### Records shown
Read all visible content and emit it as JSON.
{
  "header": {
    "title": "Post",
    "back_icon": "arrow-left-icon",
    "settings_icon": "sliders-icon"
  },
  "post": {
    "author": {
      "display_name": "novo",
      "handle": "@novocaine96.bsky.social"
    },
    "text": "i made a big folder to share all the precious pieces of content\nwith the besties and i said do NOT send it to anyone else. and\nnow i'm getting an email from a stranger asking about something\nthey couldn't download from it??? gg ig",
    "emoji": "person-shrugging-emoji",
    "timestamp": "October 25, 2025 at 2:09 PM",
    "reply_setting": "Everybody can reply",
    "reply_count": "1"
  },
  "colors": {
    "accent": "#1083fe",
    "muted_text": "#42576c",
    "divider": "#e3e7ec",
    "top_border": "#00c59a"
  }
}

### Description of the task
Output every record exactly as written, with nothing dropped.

### Answer to the exercise
Read all visible content and emit it as JSON.
{
  "header": {
    "title": "Post",
    "back_icon": "arrow-left-icon",
    "settings_icon": "sliders-icon"
  },
  "post": {
    "author": {
      "display_name": "novo",
      "handle": "@novocaine96.bsky.social"
    },
    "text": "i made a big folder to share all the precious pieces of content\nwith the besties and i said do NOT send it to anyone else. and\nnow i'm getting an email from a stranger asking about something\nthey couldn't download from it??? gg ig",
    "emoji": "person-shrugging-emoji",
    "timestamp": "October 25, 2025 at 2:09 PM",
    "reply_setting": "Everybody can reply",
    "reply_count": "1"
  },
  "colors": {
    "accent": "#1083fe",
    "muted_text": "#42576c",
    "divider": "#e3e7ec",
    "top_border": "#00c59a"
  }
}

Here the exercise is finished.